Approximately 500 decision-makers attended the three regional seminars on high-speed rail organized by the American Public Transportation Association (APTA) and UIC. Experts from Spain, Germany, Japan, Korea, Italy and France shared their experience and knowledge, and FRA Administrator Joseph Szabo and FRA Deputy Administrator Karen Rae were keynote speakers at the workshops.
This is the first set of seminars developed under a new partnership between APTA and UIC. The two groups signed a memorandum of understanding to work together in extensive information-sharing covering the various technical, finance and management aspects of planning and building high-speed rail systems.
“I am very happy to be alongside APTA at a time I consider historic for the development of passenger rail in North Americ a,” said UIC General Director Jean-Pierre Loubinoux. “The attendence at the three practica demonstrates that the time is right for drastic rail improvement both in the incremental improvements and in combination with very high-speed links. “
“The first high speed rail line was launched in Japan over 40 years ago, and there are high-speed rail systems in operation in 12 countries today, ” said APTA President William Millar. “The experience of UIC and the international high-speed rail experts is invaluable to the United State s as we implement and adapt high-speed rail to our operating environment. We look forward to a productive and continuing working relationship with our friends at UIC as we turn President Obama’s high- speed rail vision into reality.”

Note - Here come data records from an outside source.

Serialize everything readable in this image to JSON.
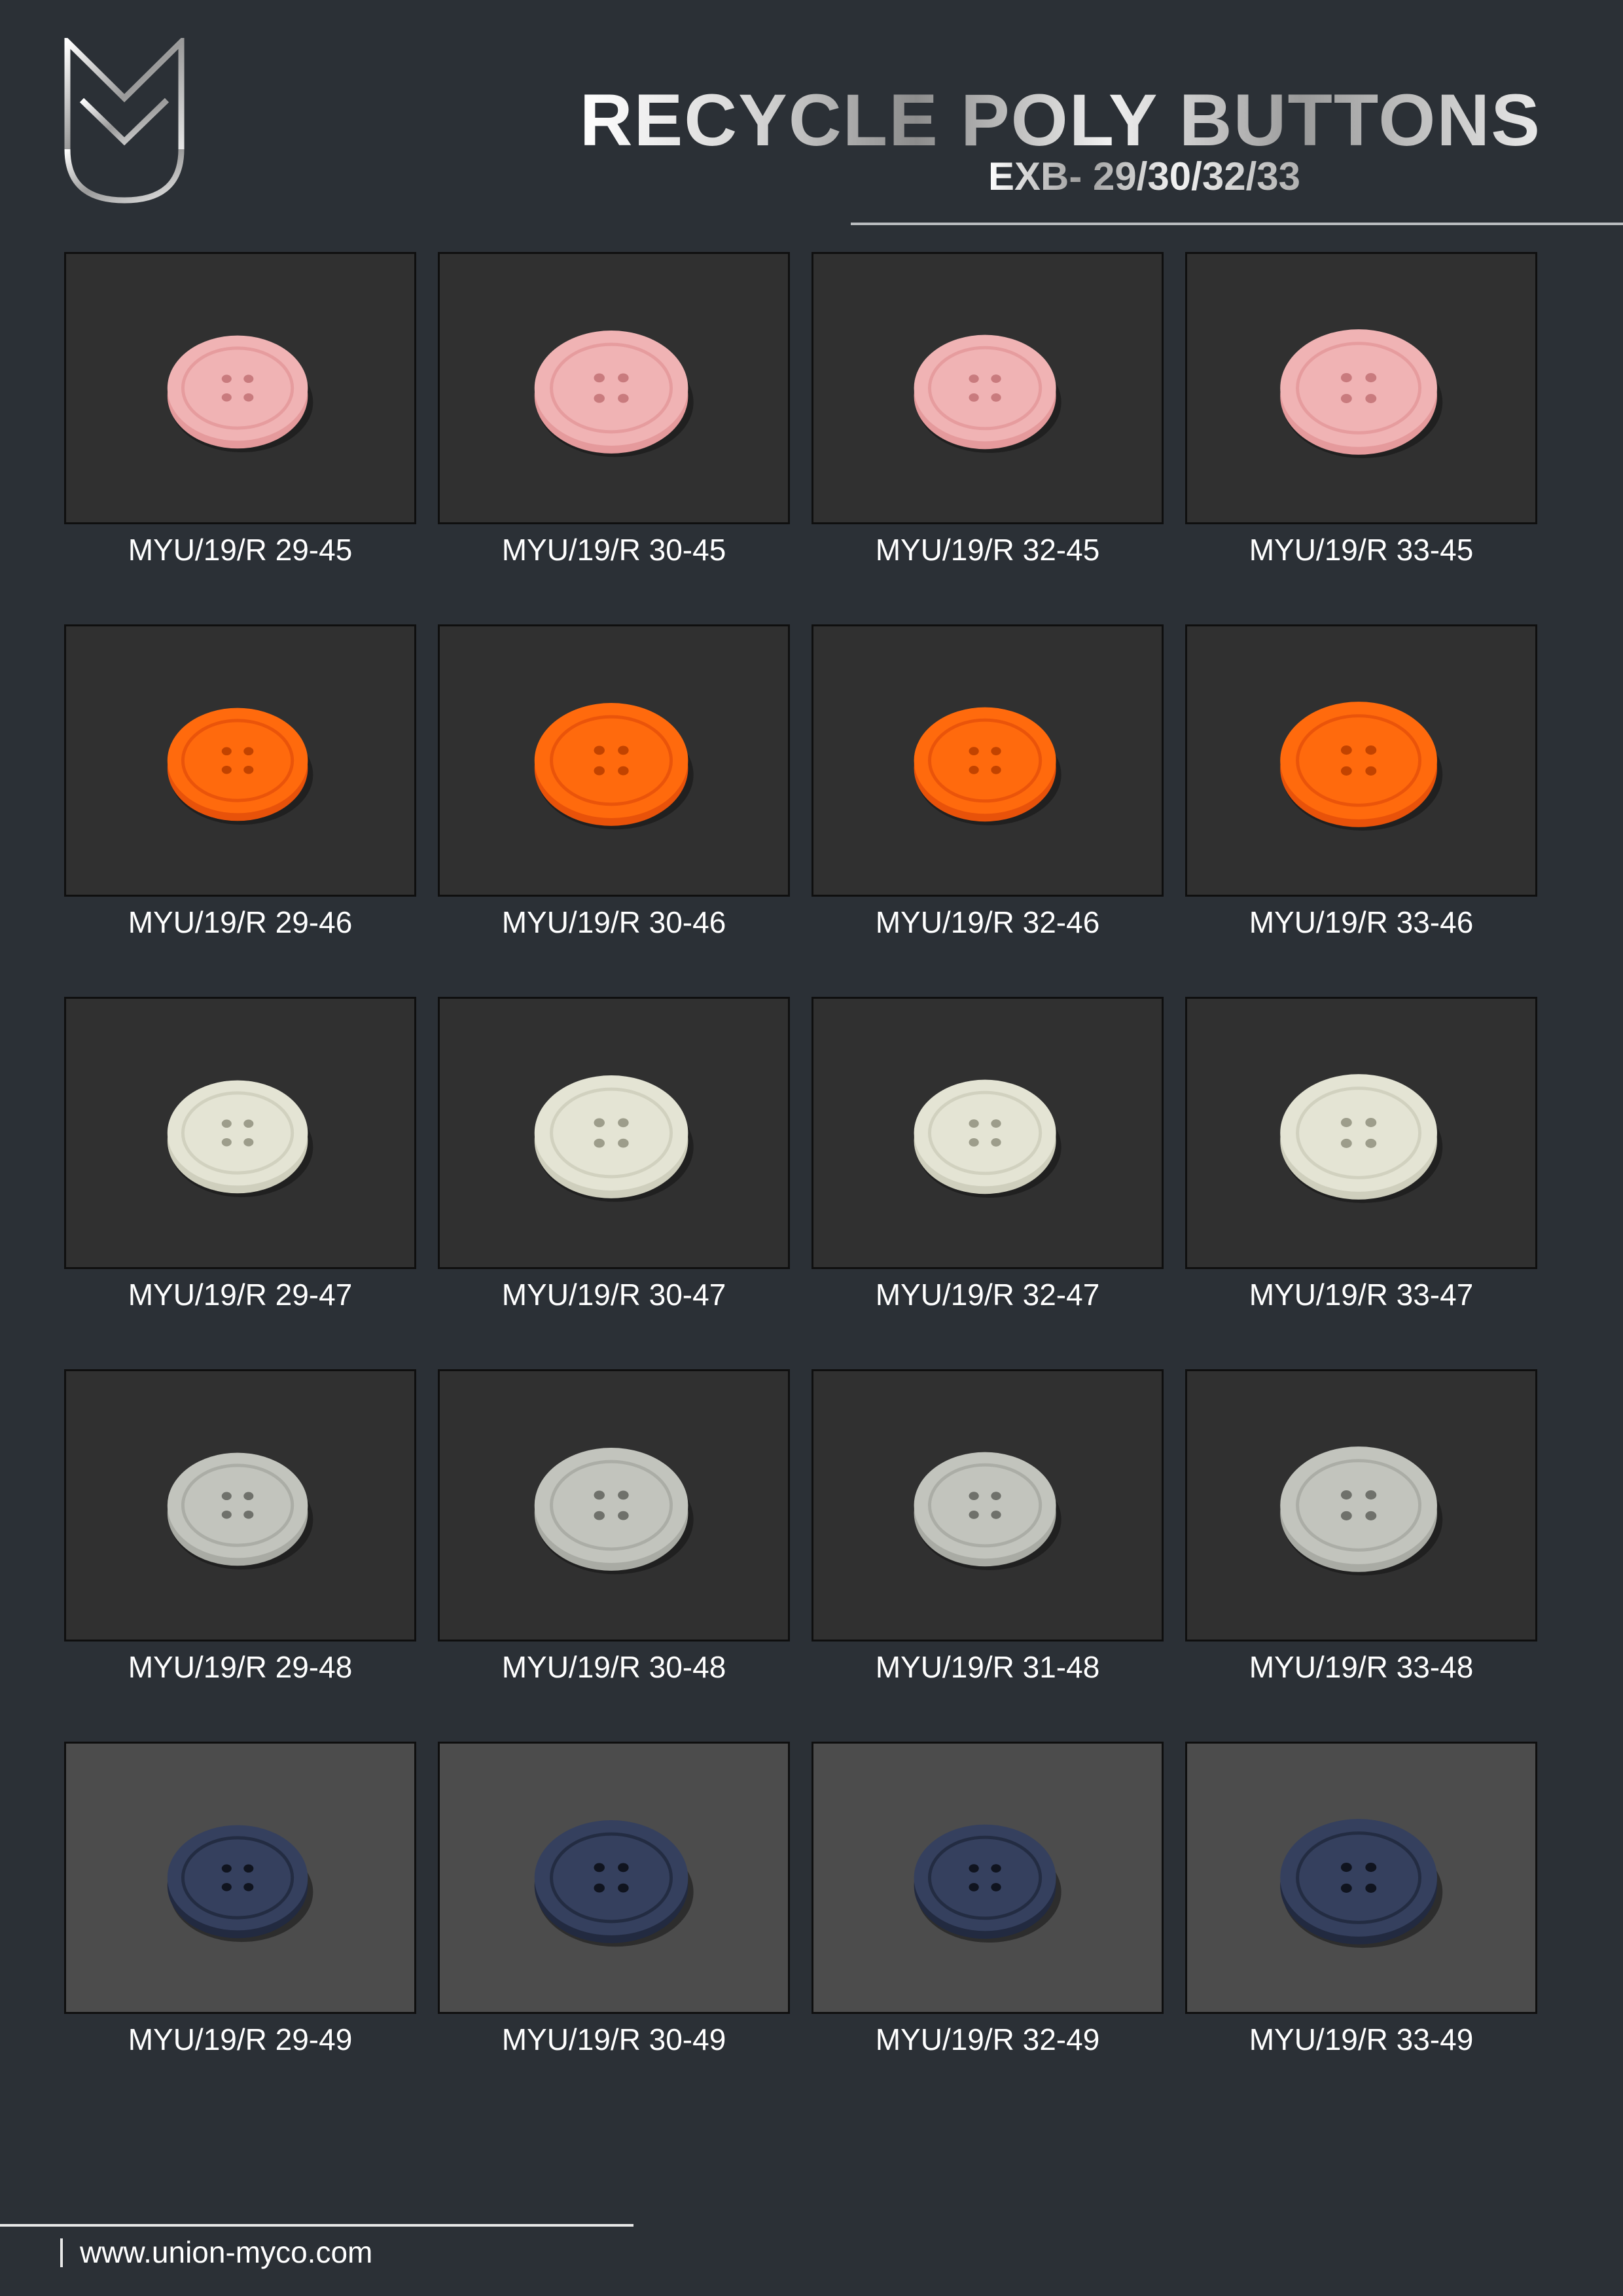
{
  "header": {
    "title": "RECYCLE POLY BUTTONS",
    "subtitle": "EXB- 29/30/32/33",
    "logo_icon": "myu-monogram-logo"
  },
  "colors": {
    "background": "#2b3036",
    "pink": "#f0b3b4",
    "orange": "#ff6a0d",
    "cream": "#e4e4d4",
    "grey": "#c2c4bd",
    "navy": "#35405e"
  },
  "products": [
    {
      "code": "MYU/19/R 29-45",
      "color": "pink"
    },
    {
      "code": "MYU/19/R 30-45",
      "color": "pink"
    },
    {
      "code": "MYU/19/R 32-45",
      "color": "pink"
    },
    {
      "code": "MYU/19/R 33-45",
      "color": "pink"
    },
    {
      "code": "MYU/19/R 29-46",
      "color": "orange"
    },
    {
      "code": "MYU/19/R 30-46",
      "color": "orange"
    },
    {
      "code": "MYU/19/R 32-46",
      "color": "orange"
    },
    {
      "code": "MYU/19/R 33-46",
      "color": "orange"
    },
    {
      "code": "MYU/19/R 29-47",
      "color": "cream"
    },
    {
      "code": "MYU/19/R 30-47",
      "color": "cream"
    },
    {
      "code": "MYU/19/R 32-47",
      "color": "cream"
    },
    {
      "code": "MYU/19/R 33-47",
      "color": "cream"
    },
    {
      "code": "MYU/19/R 29-48",
      "color": "grey"
    },
    {
      "code": "MYU/19/R 30-48",
      "color": "grey"
    },
    {
      "code": "MYU/19/R 31-48",
      "color": "grey"
    },
    {
      "code": "MYU/19/R 33-48",
      "color": "grey"
    },
    {
      "code": "MYU/19/R 29-49",
      "color": "navy"
    },
    {
      "code": "MYU/19/R 30-49",
      "color": "navy"
    },
    {
      "code": "MYU/19/R 32-49",
      "color": "navy"
    },
    {
      "code": "MYU/19/R 33-49",
      "color": "navy"
    }
  ],
  "footer": {
    "url": "www.union-myco.com"
  }
}
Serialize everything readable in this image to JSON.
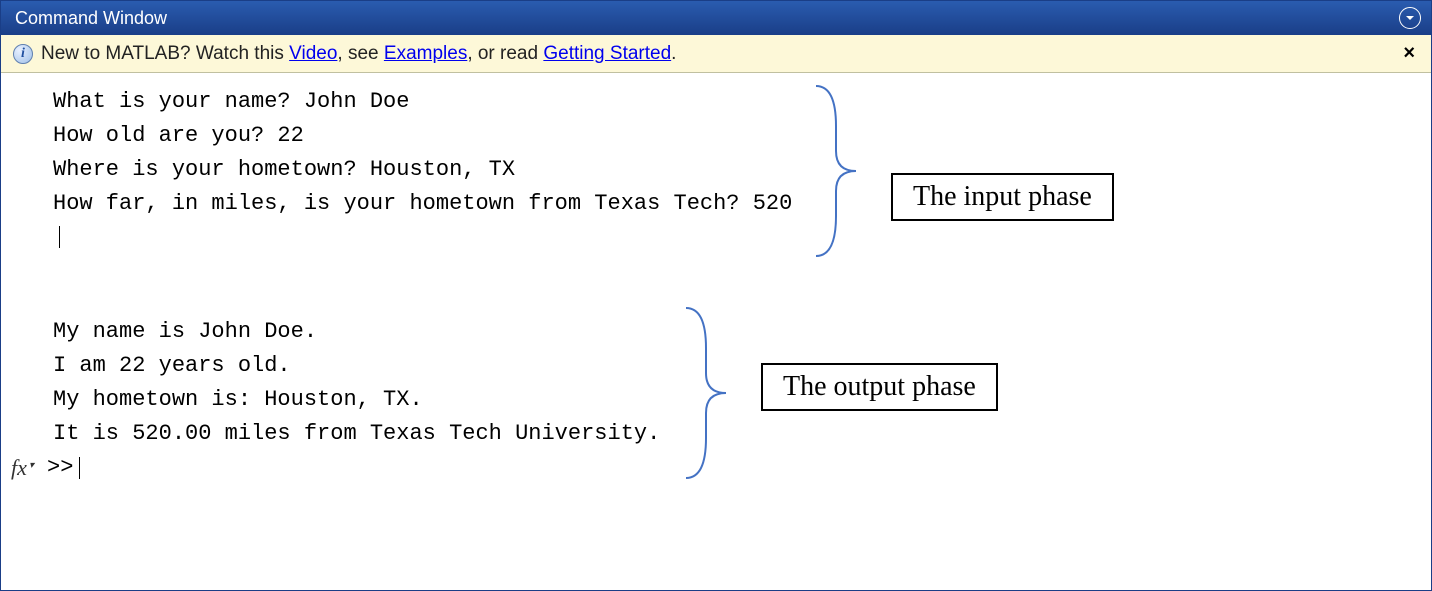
{
  "titlebar": {
    "title": "Command Window"
  },
  "infobar": {
    "prefix": "New to MATLAB? Watch this ",
    "link1": "Video",
    "mid1": ", see ",
    "link2": "Examples",
    "mid2": ", or read ",
    "link3": "Getting Started",
    "suffix": "."
  },
  "console": {
    "input_lines": [
      "What is your name? John Doe",
      "How old are you? 22",
      "Where is your hometown? Houston, TX",
      "How far, in miles, is your hometown from Texas Tech? 520"
    ],
    "output_lines": [
      "My name is John Doe.",
      "I am 22 years old.",
      "My hometown is: Houston, TX.",
      "It is 520.00 miles from Texas Tech University."
    ],
    "prompt": ">>",
    "fx_label": "fx"
  },
  "annotations": {
    "input_label": "The input phase",
    "output_label": "The output phase"
  },
  "colors": {
    "titlebar_bg": "#1a3e87",
    "infobar_bg": "#fdf8d8",
    "link": "#0000ee",
    "bracket": "#4472c4"
  }
}
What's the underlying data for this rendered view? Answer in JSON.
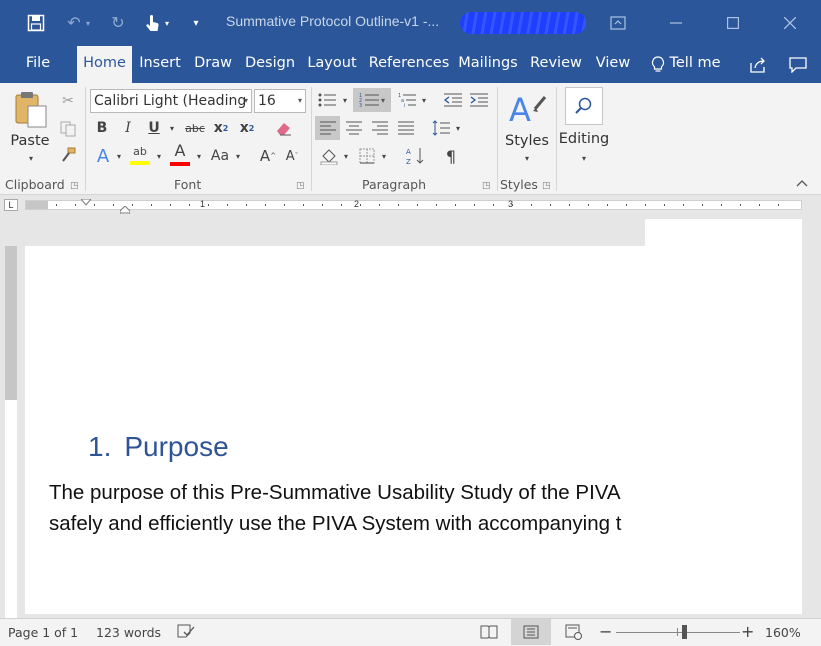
{
  "titlebar": {
    "title": "Summative Protocol Outline-v1  -...",
    "icons": [
      "save-icon",
      "undo-icon",
      "redo-icon",
      "touch-mode-icon",
      "customize-qat-icon",
      "ribbon-display-icon",
      "minimize-icon",
      "maximize-icon",
      "close-icon"
    ]
  },
  "tabs": [
    {
      "label": "File"
    },
    {
      "label": "Home"
    },
    {
      "label": "Insert"
    },
    {
      "label": "Draw"
    },
    {
      "label": "Design"
    },
    {
      "label": "Layout"
    },
    {
      "label": "References"
    },
    {
      "label": "Mailings"
    },
    {
      "label": "Review"
    },
    {
      "label": "View"
    }
  ],
  "tell_me": "Tell me",
  "ribbon": {
    "clipboard": {
      "label": "Clipboard",
      "paste": "Paste"
    },
    "font": {
      "label": "Font",
      "font_name": "Calibri Light (Heading",
      "font_size": "16",
      "bold": "B",
      "italic": "I",
      "underline": "U",
      "strikethrough": "abc",
      "subscript": "x",
      "subscript_mark": "2",
      "superscript": "x",
      "superscript_mark": "2",
      "text_effects": "A",
      "highlight": "ab",
      "font_color": "A",
      "change_case": "Aa",
      "grow": "A",
      "shrink": "A"
    },
    "paragraph": {
      "label": "Paragraph",
      "pilcrow": "¶"
    },
    "styles": {
      "label": "Styles",
      "button": "Styles"
    },
    "editing": {
      "button": "Editing"
    }
  },
  "ruler": {
    "numbers": [
      "1",
      "2",
      "3"
    ]
  },
  "document": {
    "heading_number": "1.",
    "heading": "Purpose",
    "body_lines": [
      "The purpose of this Pre-Summative Usability Study of the PIVA",
      "safely and efficiently use the PIVA System with accompanying t"
    ]
  },
  "statusbar": {
    "page": "Page 1 of 1",
    "words": "123 words",
    "zoom_out": "−",
    "zoom_in": "+",
    "zoom": "160%",
    "zoom_level_percent": 160
  },
  "colors": {
    "accent": "#2b579a",
    "heading": "#2f5496",
    "highlight": "#ffff00",
    "font_color": "#ff0000"
  }
}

Emphasizing the importance of having intermodal connections to high-speed rail, Loubinoux said, “Experience in the world has taught us the benefit of complementary intermodal connections. The point of having stations in major airports and developing a complementary rather than competitive approach with other modes of transport could form new partnerships between airlines and rail operators in the future, as seen in Europe and Asia.”
“In addition to giving Americans more travel options, high-speed rail is a new industry that will create tens of thousands of good, ‘green’ American jobs,” said Millar. “High-speed rail also helps our country meet our national goals of carbon emission reduction and energy independence.”
“High-speed rail is good for mobility, sustainability, the environment and for the people as it creates employment and business through infrastructure and new services,” concluded Loubinoux. “UIC is proud to bring all its experience to help the American transportation leaders make the right choices as soon as possible, so that America can join the international high-speed rail community.
APTA and UIC developed three regional seminars to provide U.S. decision makers with the information necessary to implement high-speed rail. The seminars, titled “International Practicum on Implementing High-Speed Rail in the United States,” were held on February 8-9 in Washington, DC; February 9-11 in Chicago, IL; and February 11-13 in Los Angeles, CA. The programs feature practitioners from high-speed rail systems around the world and will focus on best practices and lessons learned from European and Asian systems.
APTA is the leading voice for bus and rail transportation in North America. It is also legacy organization of the former High Speed Ground Transportation Association, which, in 2007 integrated its members and assets into the APTA structure and now functions through the constituent high-speed and intercity rail committee.